*Assignment*
Return, from the listing below, every line that includes "seconds".

*Records shown*
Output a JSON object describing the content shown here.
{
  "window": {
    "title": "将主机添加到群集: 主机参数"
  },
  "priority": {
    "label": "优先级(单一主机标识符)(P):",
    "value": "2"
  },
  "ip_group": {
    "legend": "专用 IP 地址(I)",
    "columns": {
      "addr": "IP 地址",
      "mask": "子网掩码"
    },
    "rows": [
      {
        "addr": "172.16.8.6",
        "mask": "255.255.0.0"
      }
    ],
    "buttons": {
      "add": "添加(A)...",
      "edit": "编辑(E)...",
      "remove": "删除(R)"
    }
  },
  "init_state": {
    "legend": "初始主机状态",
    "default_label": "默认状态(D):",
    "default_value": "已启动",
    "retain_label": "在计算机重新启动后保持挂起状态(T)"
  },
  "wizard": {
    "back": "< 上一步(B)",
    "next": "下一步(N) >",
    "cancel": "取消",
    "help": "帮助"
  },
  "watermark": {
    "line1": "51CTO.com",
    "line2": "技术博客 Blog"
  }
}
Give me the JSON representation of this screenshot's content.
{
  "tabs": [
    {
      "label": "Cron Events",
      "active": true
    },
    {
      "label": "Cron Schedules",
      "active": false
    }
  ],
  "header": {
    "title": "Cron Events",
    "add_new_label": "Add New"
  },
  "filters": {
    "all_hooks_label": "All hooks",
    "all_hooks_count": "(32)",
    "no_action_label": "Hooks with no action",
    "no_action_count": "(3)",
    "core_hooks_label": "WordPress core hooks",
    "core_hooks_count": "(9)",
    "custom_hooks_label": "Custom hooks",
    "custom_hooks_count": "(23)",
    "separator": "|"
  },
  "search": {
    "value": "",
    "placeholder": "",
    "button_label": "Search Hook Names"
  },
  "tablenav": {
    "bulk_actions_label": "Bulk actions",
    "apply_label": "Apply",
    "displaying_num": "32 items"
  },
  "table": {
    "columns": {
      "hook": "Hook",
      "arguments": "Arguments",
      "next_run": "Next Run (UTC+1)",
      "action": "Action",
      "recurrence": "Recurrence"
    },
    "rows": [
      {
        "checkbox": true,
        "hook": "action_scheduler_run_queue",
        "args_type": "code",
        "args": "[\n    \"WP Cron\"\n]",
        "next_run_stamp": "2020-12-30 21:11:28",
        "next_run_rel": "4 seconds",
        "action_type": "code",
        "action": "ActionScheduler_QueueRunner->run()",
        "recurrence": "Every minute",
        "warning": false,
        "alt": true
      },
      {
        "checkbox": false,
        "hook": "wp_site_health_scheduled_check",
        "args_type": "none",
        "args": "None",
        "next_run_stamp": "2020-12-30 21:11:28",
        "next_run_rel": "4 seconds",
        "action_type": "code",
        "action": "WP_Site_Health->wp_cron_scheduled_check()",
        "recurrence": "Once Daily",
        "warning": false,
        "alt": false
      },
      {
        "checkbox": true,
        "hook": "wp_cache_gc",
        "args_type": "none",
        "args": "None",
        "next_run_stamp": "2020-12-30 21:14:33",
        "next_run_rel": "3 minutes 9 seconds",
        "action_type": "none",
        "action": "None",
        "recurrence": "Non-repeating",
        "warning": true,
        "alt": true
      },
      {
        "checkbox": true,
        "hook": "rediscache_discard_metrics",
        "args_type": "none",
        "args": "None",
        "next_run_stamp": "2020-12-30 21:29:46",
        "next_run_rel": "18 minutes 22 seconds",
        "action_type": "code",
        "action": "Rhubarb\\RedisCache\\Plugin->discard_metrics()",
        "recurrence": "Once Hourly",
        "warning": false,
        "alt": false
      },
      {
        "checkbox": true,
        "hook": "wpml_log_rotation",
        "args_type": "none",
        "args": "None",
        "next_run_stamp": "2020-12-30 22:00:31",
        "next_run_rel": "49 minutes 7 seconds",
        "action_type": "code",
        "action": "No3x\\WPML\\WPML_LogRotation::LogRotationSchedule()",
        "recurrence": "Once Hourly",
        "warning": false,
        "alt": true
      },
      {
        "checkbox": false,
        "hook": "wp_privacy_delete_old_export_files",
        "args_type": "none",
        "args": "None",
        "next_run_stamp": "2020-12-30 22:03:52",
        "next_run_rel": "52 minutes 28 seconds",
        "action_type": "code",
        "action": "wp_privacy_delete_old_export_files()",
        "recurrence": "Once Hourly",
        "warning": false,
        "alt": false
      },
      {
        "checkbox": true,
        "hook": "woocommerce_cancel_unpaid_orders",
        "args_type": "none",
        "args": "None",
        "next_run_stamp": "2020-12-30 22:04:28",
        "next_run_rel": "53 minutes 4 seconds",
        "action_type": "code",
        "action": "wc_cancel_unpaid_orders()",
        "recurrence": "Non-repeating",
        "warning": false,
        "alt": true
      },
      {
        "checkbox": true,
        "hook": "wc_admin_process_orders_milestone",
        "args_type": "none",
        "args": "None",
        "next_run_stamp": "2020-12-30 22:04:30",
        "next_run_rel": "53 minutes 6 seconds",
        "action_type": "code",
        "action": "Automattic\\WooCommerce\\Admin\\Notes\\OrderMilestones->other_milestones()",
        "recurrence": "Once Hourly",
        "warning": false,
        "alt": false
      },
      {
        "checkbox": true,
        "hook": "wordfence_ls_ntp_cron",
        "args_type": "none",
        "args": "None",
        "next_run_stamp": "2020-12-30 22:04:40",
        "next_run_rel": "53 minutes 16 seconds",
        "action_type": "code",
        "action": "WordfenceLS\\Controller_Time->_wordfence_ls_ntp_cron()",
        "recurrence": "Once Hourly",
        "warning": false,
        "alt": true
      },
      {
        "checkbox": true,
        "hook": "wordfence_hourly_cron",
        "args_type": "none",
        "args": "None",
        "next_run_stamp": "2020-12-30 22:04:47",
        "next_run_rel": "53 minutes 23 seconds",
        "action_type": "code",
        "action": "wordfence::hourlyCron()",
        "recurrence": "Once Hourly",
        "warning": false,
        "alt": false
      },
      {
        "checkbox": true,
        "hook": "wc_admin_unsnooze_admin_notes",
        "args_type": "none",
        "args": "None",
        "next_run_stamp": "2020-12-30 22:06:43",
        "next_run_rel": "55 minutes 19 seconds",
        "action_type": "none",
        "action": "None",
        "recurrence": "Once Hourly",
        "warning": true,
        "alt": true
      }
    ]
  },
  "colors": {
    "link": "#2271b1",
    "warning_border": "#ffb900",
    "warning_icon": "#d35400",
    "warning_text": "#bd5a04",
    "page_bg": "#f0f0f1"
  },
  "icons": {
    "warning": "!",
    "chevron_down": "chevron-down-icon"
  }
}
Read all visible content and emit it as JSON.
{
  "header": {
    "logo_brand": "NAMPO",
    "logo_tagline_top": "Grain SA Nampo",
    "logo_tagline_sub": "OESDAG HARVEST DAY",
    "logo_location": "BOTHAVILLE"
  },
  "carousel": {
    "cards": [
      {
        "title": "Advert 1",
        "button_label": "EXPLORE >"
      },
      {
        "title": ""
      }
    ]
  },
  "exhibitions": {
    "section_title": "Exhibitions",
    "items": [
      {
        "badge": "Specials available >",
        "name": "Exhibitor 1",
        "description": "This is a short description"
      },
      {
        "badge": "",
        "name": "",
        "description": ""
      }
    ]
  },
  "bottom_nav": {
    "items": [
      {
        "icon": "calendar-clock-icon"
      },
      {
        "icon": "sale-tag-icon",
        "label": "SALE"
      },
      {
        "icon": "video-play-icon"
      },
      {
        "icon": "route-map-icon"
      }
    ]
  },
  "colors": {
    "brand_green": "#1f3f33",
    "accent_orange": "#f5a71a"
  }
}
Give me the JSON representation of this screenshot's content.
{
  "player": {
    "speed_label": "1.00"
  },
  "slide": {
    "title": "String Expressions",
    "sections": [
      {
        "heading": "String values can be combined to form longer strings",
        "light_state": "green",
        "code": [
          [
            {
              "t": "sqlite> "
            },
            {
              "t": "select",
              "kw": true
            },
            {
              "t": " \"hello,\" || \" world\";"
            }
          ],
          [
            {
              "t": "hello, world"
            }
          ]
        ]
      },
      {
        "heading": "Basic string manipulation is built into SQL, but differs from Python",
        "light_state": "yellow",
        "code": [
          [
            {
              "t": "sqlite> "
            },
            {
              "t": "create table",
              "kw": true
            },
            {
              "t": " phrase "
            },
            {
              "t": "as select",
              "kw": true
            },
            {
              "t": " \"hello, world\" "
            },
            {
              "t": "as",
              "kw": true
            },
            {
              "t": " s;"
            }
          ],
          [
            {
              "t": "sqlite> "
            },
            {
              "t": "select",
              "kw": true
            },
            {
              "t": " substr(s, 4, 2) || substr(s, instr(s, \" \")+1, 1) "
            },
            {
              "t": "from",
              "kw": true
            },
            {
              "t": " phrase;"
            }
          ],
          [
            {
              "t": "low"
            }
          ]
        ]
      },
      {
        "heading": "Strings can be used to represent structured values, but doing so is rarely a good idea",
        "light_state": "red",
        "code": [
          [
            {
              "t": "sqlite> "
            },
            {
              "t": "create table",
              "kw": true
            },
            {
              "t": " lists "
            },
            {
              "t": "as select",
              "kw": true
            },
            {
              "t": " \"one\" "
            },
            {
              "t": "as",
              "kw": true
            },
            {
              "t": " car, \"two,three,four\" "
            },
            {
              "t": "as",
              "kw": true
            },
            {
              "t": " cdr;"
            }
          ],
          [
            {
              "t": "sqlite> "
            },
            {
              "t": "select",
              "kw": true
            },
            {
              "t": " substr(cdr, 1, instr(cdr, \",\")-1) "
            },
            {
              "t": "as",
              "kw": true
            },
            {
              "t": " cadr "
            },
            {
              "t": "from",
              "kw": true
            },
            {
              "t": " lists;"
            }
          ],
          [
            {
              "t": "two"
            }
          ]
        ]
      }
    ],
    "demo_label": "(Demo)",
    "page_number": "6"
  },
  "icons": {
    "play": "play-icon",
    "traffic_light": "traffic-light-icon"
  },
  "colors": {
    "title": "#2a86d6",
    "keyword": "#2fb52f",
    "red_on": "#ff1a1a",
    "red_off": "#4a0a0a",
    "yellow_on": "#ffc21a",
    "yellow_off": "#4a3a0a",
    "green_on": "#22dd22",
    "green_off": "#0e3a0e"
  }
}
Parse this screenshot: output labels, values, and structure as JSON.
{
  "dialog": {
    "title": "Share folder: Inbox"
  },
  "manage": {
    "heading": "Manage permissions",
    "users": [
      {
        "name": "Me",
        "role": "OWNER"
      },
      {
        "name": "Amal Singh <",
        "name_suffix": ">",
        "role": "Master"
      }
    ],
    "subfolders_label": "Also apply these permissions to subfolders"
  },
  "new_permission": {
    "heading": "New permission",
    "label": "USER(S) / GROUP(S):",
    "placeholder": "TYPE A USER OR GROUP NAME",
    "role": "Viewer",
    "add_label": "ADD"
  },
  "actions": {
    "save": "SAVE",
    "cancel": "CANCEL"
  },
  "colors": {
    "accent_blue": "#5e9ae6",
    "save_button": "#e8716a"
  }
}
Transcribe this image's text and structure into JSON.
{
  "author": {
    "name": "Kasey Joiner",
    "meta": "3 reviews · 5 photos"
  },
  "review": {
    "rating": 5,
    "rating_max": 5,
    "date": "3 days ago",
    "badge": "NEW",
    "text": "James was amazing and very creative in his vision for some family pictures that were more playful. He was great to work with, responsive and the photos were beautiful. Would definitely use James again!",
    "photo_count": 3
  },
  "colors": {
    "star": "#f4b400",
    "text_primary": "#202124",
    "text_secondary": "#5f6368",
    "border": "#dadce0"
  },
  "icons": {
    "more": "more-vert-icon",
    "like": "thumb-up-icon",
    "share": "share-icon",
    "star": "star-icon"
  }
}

*Solved exercise*
        "next_run_rel": "4 seconds",
        "next_run_rel": "4 seconds",
        "next_run_rel": "3 minutes 9 seconds",
        "next_run_rel": "18 minutes 22 seconds",
        "next_run_rel": "49 minutes 7 seconds",
        "next_run_rel": "52 minutes 28 seconds",
        "next_run_rel": "53 minutes 4 seconds",
        "next_run_rel": "53 minutes 6 seconds",
        "next_run_rel": "53 minutes 16 seconds",
        "next_run_rel": "53 minutes 23 seconds",
        "next_run_rel": "55 minutes 19 seconds",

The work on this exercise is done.